  The telecommunication sector is a private or state-owned monopoly; provisions for universal access exist but are not enforced; plans are under way to liberalize the system.

  The telecommunication sector is liberalized, but regulatory structures make competition difficult.

  There is a vibrant competition among telecommunication carriers, and licensing agreements encourage new groups to enter the market and bring innovation.


Availability of Expertise
  There are no courses for television or computer technicians, computer programmers or network administrators, or plans to open such courses.

  There are few courses for technicians, but not for programmers, network administrators and engineers.

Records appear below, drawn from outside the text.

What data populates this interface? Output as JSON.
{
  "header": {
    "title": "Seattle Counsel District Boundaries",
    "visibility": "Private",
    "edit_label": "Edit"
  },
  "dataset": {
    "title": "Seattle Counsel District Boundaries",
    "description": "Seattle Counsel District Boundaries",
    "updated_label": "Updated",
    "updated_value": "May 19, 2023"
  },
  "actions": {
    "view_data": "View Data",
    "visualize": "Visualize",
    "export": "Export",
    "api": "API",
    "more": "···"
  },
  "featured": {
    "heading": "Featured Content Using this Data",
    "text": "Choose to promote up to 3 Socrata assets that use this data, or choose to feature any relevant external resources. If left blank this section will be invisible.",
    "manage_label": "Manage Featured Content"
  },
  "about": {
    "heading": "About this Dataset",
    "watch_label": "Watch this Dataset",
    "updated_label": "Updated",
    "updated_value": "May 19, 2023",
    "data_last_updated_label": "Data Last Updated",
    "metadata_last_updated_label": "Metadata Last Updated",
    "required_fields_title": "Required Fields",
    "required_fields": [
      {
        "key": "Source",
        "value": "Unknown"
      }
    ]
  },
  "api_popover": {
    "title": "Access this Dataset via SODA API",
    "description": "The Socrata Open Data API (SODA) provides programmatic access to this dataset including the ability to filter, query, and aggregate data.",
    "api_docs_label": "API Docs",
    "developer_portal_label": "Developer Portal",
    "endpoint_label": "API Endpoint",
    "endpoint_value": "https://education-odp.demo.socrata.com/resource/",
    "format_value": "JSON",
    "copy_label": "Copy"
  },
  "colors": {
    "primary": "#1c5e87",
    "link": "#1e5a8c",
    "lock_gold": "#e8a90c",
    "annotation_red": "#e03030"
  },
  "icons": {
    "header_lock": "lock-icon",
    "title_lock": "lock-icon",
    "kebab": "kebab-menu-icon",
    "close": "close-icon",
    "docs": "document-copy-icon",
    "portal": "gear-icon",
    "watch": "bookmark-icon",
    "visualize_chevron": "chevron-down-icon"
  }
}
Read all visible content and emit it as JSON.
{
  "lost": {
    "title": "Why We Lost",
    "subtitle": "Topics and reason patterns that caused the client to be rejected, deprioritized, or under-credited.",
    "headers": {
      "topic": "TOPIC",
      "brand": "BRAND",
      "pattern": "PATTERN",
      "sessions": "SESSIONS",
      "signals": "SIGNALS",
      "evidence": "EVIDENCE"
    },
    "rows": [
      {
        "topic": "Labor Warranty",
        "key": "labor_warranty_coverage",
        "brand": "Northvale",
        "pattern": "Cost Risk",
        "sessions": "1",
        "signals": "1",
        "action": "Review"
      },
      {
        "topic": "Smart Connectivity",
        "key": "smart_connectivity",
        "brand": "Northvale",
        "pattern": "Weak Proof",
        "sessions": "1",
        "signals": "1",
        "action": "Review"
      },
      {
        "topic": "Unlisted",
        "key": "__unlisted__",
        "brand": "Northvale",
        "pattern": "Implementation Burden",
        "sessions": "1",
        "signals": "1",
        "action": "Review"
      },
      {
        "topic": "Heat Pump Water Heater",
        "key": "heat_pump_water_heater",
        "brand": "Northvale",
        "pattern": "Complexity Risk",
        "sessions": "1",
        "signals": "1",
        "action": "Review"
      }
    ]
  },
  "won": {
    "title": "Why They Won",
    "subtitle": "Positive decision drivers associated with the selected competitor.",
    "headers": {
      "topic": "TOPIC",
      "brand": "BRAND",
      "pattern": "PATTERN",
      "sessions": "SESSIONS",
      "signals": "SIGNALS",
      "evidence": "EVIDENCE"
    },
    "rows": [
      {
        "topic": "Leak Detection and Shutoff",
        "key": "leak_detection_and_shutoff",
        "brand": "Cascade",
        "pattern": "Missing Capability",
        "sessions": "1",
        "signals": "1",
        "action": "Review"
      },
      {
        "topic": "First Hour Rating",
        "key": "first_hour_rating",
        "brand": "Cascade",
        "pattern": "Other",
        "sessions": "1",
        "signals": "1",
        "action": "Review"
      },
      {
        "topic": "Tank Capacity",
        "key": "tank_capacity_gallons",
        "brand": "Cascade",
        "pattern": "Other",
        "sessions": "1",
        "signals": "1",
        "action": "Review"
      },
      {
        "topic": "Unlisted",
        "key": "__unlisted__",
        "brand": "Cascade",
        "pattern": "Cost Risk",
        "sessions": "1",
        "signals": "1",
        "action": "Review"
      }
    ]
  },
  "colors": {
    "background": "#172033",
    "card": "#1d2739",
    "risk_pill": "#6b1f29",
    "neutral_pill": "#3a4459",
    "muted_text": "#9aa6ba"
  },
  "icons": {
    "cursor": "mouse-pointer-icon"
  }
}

  Training courses are multiplying, but courses for high-level personnel (software developers, programmers, experts in new languages etc) are still rare.

  Supply is becoming higher than demand; finding middle-level technicians is not difficult, but the high level personnel are still scarce or too expensive.

  Supply is much higher than demand; finding personnel with expertise and experience to work in ICT projects at all levels is not difficult.

 
  Mapping Readiness of ICT at Country Level: Preparedness of ICT Sector
 


Step 2: SURVEY - Preparedness of ICT Sector

Mapping the degree of preparedness of the ICT sector may be achieved by completing a questionnaire that provides a rough profile of the preparedness and capacity of the ICT sector. Such a profile will help in making decisions for ICTs in education that are realistic and appropriate. On the other hand, the profile may indicate that the ICT sector is not ready to support large-scale ICT-related interventions in education, and may require some reform.

It is recommended that the questionnaire be completed by a group designated by the Facilitation Team that is quite knowledgeable of the ICT sector. This can be done in one of two ways:

The Facilitation Team sends the survey through the Toolkit to designated individuals who will complete it online. The Facilitation Team is able to view the results and save them.

The Team can download the questionnaire form and send it to the designated persons to be completed and returned. The Team can then enter the responses into the electronic forms and save the results for further use.


*This section is based on Readiness for the Networked World: A Guide for Developing Countries. Available at http://www.cid.harvard.edu/ciditg/research/tools.html